### TASK REQUIREMENTS
Line filter on the word "rest": copy each matching line from the entries.
··········
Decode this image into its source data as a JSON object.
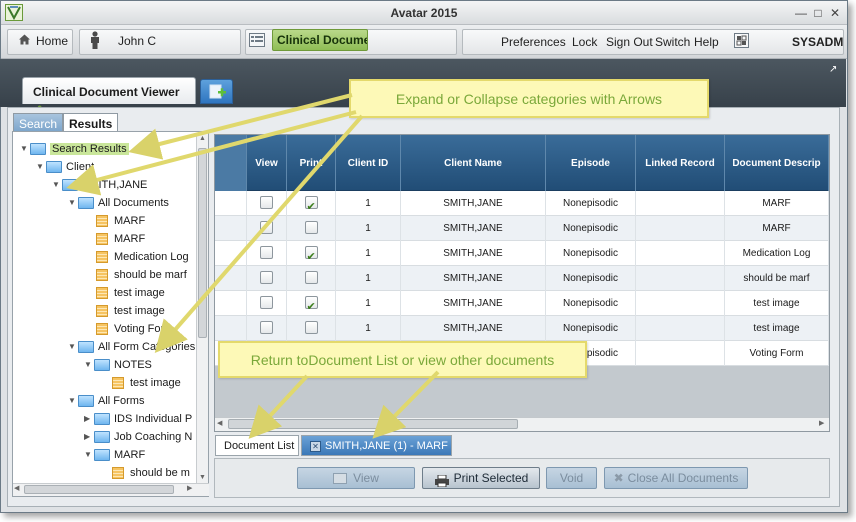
{
  "window": {
    "title": "Avatar 2015"
  },
  "toolbar": {
    "home_label": "Home",
    "user_name": "John C",
    "active_form": "Clinical Docume",
    "menu": [
      "Preferences",
      "Lock",
      "Sign Out",
      "Switch",
      "Help"
    ],
    "system_user": "SYSADM"
  },
  "viewer": {
    "tab_title": "Clinical Document Viewer"
  },
  "side_tabs": {
    "search": "Search",
    "results": "Results"
  },
  "tree": [
    {
      "label": "Search Results",
      "level": 0,
      "icon": "folder",
      "toggle": "open",
      "highlight": true
    },
    {
      "label": "Client",
      "level": 1,
      "icon": "folder",
      "toggle": "open"
    },
    {
      "label": "SMITH,JANE",
      "level": 2,
      "icon": "folder",
      "toggle": "open"
    },
    {
      "label": "All Documents",
      "level": 3,
      "icon": "folder",
      "toggle": "open"
    },
    {
      "label": "MARF",
      "level": 4,
      "icon": "doc"
    },
    {
      "label": "MARF",
      "level": 4,
      "icon": "doc"
    },
    {
      "label": "Medication Log",
      "level": 4,
      "icon": "doc"
    },
    {
      "label": "should be marf",
      "level": 4,
      "icon": "doc"
    },
    {
      "label": "test image",
      "level": 4,
      "icon": "doc"
    },
    {
      "label": "test image",
      "level": 4,
      "icon": "doc"
    },
    {
      "label": "Voting Form",
      "level": 4,
      "icon": "doc"
    },
    {
      "label": "All Form Categories",
      "level": 3,
      "icon": "folder",
      "toggle": "open"
    },
    {
      "label": "NOTES",
      "level": 4,
      "icon": "folder",
      "toggle": "open"
    },
    {
      "label": "test image",
      "level": 5,
      "icon": "doc"
    },
    {
      "label": "All Forms",
      "level": 3,
      "icon": "folder",
      "toggle": "open"
    },
    {
      "label": "IDS Individual P",
      "level": 4,
      "icon": "folder",
      "toggle": "closed"
    },
    {
      "label": "Job Coaching N",
      "level": 4,
      "icon": "folder",
      "toggle": "closed"
    },
    {
      "label": "MARF",
      "level": 4,
      "icon": "folder",
      "toggle": "open"
    },
    {
      "label": "should be m",
      "level": 5,
      "icon": "doc"
    }
  ],
  "grid": {
    "columns": [
      "",
      "View",
      "Print",
      "Client ID",
      "Client Name",
      "Episode",
      "Linked Record",
      "Document Descrip"
    ],
    "rows": [
      {
        "view": false,
        "print": true,
        "client_id": "1",
        "client_name": "SMITH,JANE",
        "episode": "Nonepisodic",
        "linked": "",
        "desc": "MARF"
      },
      {
        "view": false,
        "print": false,
        "client_id": "1",
        "client_name": "SMITH,JANE",
        "episode": "Nonepisodic",
        "linked": "",
        "desc": "MARF"
      },
      {
        "view": false,
        "print": true,
        "client_id": "1",
        "client_name": "SMITH,JANE",
        "episode": "Nonepisodic",
        "linked": "",
        "desc": "Medication Log"
      },
      {
        "view": false,
        "print": false,
        "client_id": "1",
        "client_name": "SMITH,JANE",
        "episode": "Nonepisodic",
        "linked": "",
        "desc": "should be marf"
      },
      {
        "view": false,
        "print": true,
        "client_id": "1",
        "client_name": "SMITH,JANE",
        "episode": "Nonepisodic",
        "linked": "",
        "desc": "test image"
      },
      {
        "view": false,
        "print": false,
        "client_id": "1",
        "client_name": "SMITH,JANE",
        "episode": "Nonepisodic",
        "linked": "",
        "desc": "test image"
      },
      {
        "view": false,
        "print": false,
        "client_id": "1",
        "client_name": "SMITH,JANE",
        "episode": "Nonepisodic",
        "linked": "",
        "desc": "Voting Form"
      }
    ]
  },
  "bottom_tabs": {
    "doc_list": "Document List",
    "open_doc": "SMITH,JANE (1) - MARF"
  },
  "buttons": {
    "view": "View",
    "print_selected": "Print Selected",
    "void": "Void",
    "close_all": "Close All Documents"
  },
  "callouts": {
    "expand": "Expand or Collapse categories with Arrows",
    "return": "Return toDocument List or view other documents"
  },
  "colors": {
    "accent_blue": "#2c5f8f",
    "active_green": "#8fbd55",
    "callout_text": "#7aa83a",
    "callout_bg": "#fdf9b7"
  }
}
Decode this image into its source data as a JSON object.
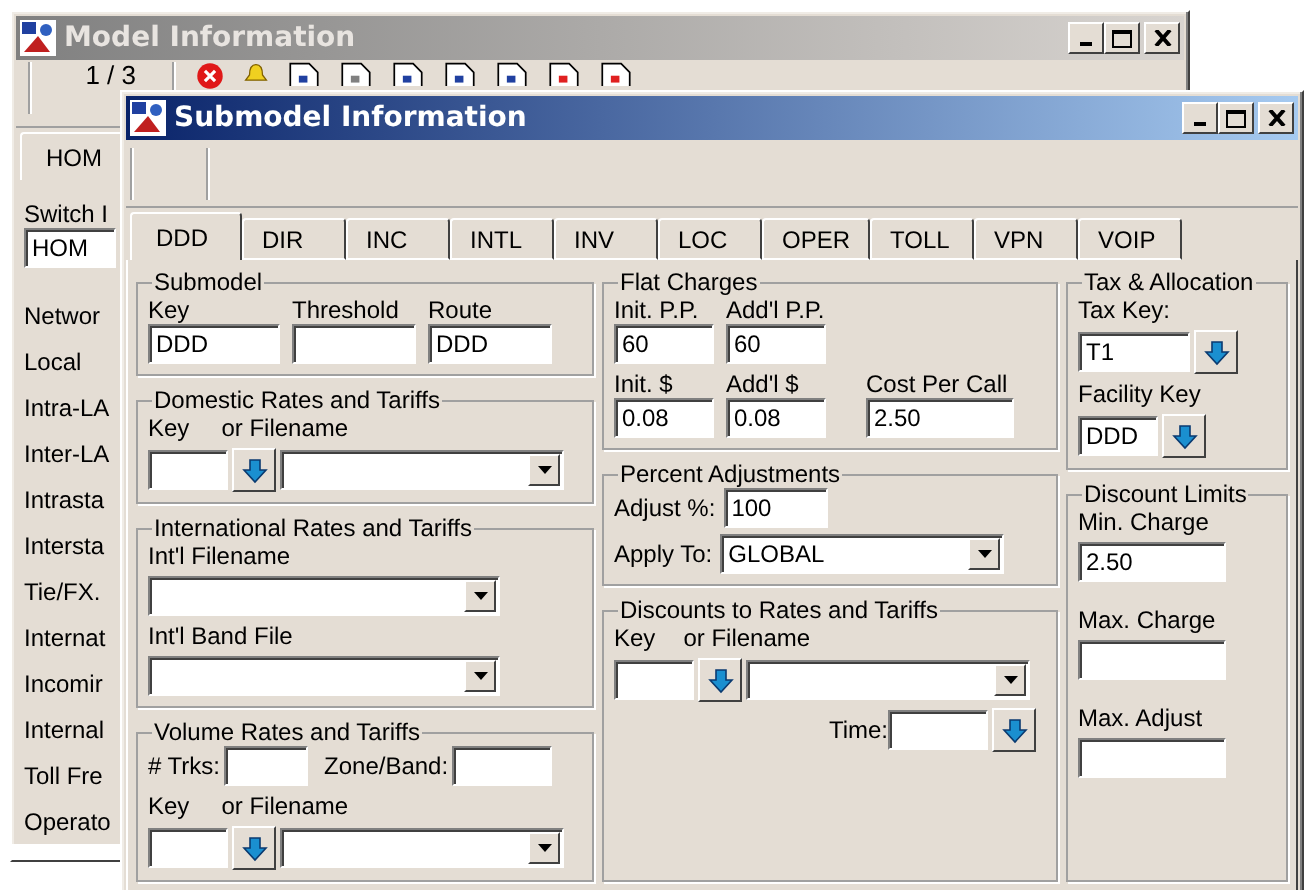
{
  "model_window": {
    "title": "Model Information",
    "record_counter": "1 / 3",
    "tabs": [
      {
        "label": "HOM",
        "selected": true
      }
    ],
    "switch_label": "Switch I",
    "switch_value": "HOM",
    "list_items": [
      "Networ",
      "Local",
      "Intra-LA",
      "Inter-LA",
      "Intrasta",
      "Intersta",
      "Tie/FX.",
      "Internat",
      "Incomir",
      "Internal",
      "Toll Fre",
      "Operato"
    ]
  },
  "submodel_window": {
    "title": "Submodel Information",
    "tabs": [
      {
        "label": "DDD",
        "selected": true
      },
      {
        "label": "DIR",
        "selected": false
      },
      {
        "label": "INC",
        "selected": false
      },
      {
        "label": "INTL",
        "selected": false
      },
      {
        "label": "INV",
        "selected": false
      },
      {
        "label": "LOC",
        "selected": false
      },
      {
        "label": "OPER",
        "selected": false
      },
      {
        "label": "TOLL",
        "selected": false
      },
      {
        "label": "VPN",
        "selected": false
      },
      {
        "label": "VOIP",
        "selected": false
      }
    ],
    "submodel": {
      "title": "Submodel",
      "key_label": "Key",
      "key": "DDD",
      "threshold_label": "Threshold",
      "route_label": "Route",
      "route": "DDD"
    },
    "domestic": {
      "title": "Domestic Rates and Tariffs",
      "key_label": "Key",
      "filename_label": "or Filename"
    },
    "international": {
      "title": "International Rates and Tariffs",
      "filename_label": "Int'l Filename",
      "band_label": "Int'l Band File"
    },
    "volume": {
      "title": "Volume Rates and Tariffs",
      "trunks_label": "# Trks:",
      "zone_label": "Zone/Band:",
      "key_label": "Key",
      "filename_label": "or Filename"
    },
    "flat_charges": {
      "title": "Flat Charges",
      "init_pp_label": "Init. P.P.",
      "init_pp": "60",
      "addl_pp_label": "Add'l P.P.",
      "addl_pp": "60",
      "init_dollar_label": "Init. $",
      "init_dollar": "0.08",
      "addl_dollar_label": "Add'l $",
      "addl_dollar": "0.08",
      "cost_label": "Cost Per Call",
      "cost": "2.50"
    },
    "percent": {
      "title": "Percent Adjustments",
      "adjust_label": "Adjust %:",
      "adjust": "100",
      "apply_label": "Apply To:",
      "apply": "GLOBAL"
    },
    "discounts": {
      "title": "Discounts to Rates and Tariffs",
      "key_label": "Key",
      "filename_label": "or Filename",
      "time_label": "Time:"
    },
    "tax": {
      "title": "Tax & Allocation",
      "tax_key_label": "Tax Key:",
      "tax_key": "T1",
      "facility_label": "Facility Key",
      "facility_key": "DDD"
    },
    "limits": {
      "title": "Discount Limits",
      "min_label": "Min. Charge",
      "min": "2.50",
      "max_label": "Max. Charge",
      "max_adjust_label": "Max. Adjust"
    }
  }
}
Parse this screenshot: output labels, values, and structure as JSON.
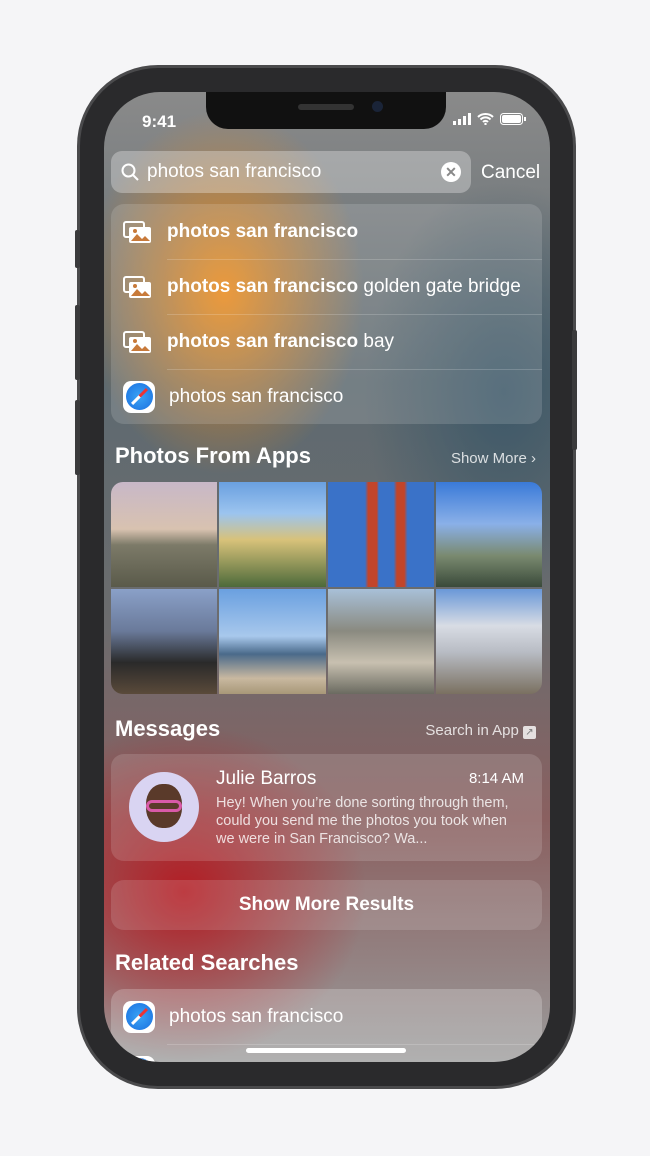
{
  "status": {
    "time": "9:41"
  },
  "search": {
    "query": "photos san francisco",
    "cancel": "Cancel"
  },
  "suggestions": [
    {
      "icon": "photos-icon",
      "bold": "photos san francisco",
      "rest": ""
    },
    {
      "icon": "photos-icon",
      "bold": "photos san francisco",
      "rest": " golden gate bridge"
    },
    {
      "icon": "photos-icon",
      "bold": "photos san francisco",
      "rest": " bay"
    },
    {
      "icon": "safari-icon",
      "bold": "",
      "rest": "photos san francisco"
    }
  ],
  "photos_section": {
    "title": "Photos From Apps",
    "link": "Show More"
  },
  "messages_section": {
    "title": "Messages",
    "link": "Search in App",
    "message": {
      "sender": "Julie Barros",
      "time": "8:14 AM",
      "body": "Hey! When you’re done sorting through them, could you send me the photos you took when we were in San Francisco? Wa..."
    }
  },
  "show_more": "Show More Results",
  "related": {
    "title": "Related Searches",
    "items": [
      "photos san francisco"
    ]
  }
}
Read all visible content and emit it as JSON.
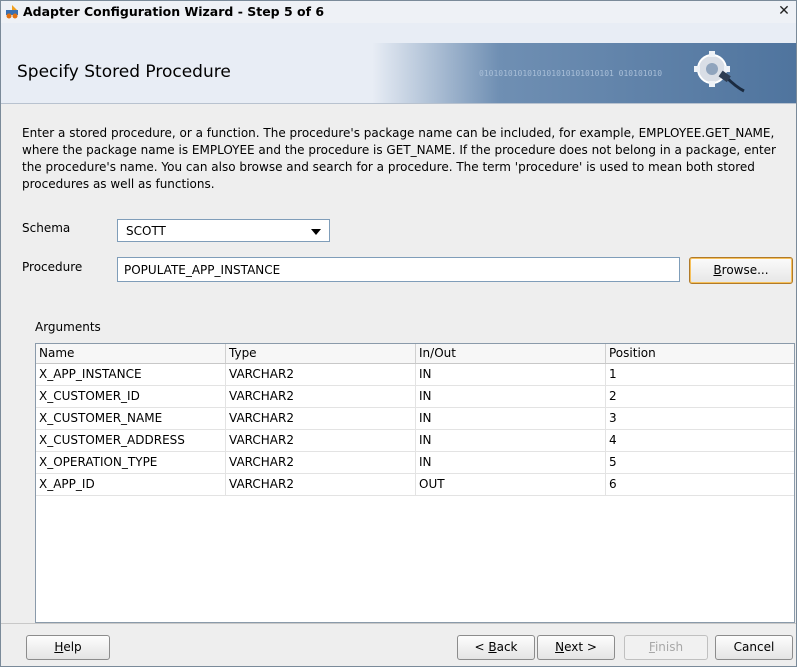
{
  "window": {
    "title": "Adapter Configuration Wizard - Step 5 of 6",
    "close_glyph": "✕"
  },
  "banner": {
    "title": "Specify Stored Procedure",
    "binary_text": "0101010101010101010101010101 010101010"
  },
  "description": "Enter a stored procedure, or a function. The procedure's package name can be included, for example, EMPLOYEE.GET_NAME, where the package name is EMPLOYEE and the procedure is GET_NAME.  If the procedure does not belong in a package, enter the procedure's name. You can also browse and search for a procedure. The term 'procedure' is used to mean both stored procedures as well as functions.",
  "schema": {
    "label": "Schema",
    "value": "SCOTT"
  },
  "procedure": {
    "label": "Procedure",
    "value": "POPULATE_APP_INSTANCE"
  },
  "browse_button": {
    "label_pre": "",
    "label_mnemonic": "B",
    "label_post": "rowse..."
  },
  "arguments": {
    "label": "Arguments",
    "columns": [
      "Name",
      "Type",
      "In/Out",
      "Position"
    ],
    "rows": [
      {
        "name": "X_APP_INSTANCE",
        "type": "VARCHAR2",
        "inout": "IN",
        "position": "1"
      },
      {
        "name": "X_CUSTOMER_ID",
        "type": "VARCHAR2",
        "inout": "IN",
        "position": "2"
      },
      {
        "name": "X_CUSTOMER_NAME",
        "type": "VARCHAR2",
        "inout": "IN",
        "position": "3"
      },
      {
        "name": "X_CUSTOMER_ADDRESS",
        "type": "VARCHAR2",
        "inout": "IN",
        "position": "4"
      },
      {
        "name": "X_OPERATION_TYPE",
        "type": "VARCHAR2",
        "inout": "IN",
        "position": "5"
      },
      {
        "name": "X_APP_ID",
        "type": "VARCHAR2",
        "inout": "OUT",
        "position": "6"
      }
    ]
  },
  "footer": {
    "help": {
      "mnemonic": "H",
      "rest": "elp"
    },
    "back": {
      "pre": "< ",
      "mnemonic": "B",
      "rest": "ack"
    },
    "next": {
      "mnemonic": "N",
      "rest": "ext >"
    },
    "finish": {
      "mnemonic": "F",
      "rest": "inish"
    },
    "cancel": {
      "label": "Cancel"
    }
  },
  "colors": {
    "banner_bg": "#e8edf5",
    "banner_art": "#4f749e",
    "browse_focus": "#f6c05a"
  }
}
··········
### ANSWER FOR THE TASK
      "rest": ""
      "rest": " golden gate bridge"
      "rest": " bay"
      "rest": "photos san francisco"
      "rest": "elp"
      "rest": "ack"
      "rest": "ext >"
      "rest": "inish"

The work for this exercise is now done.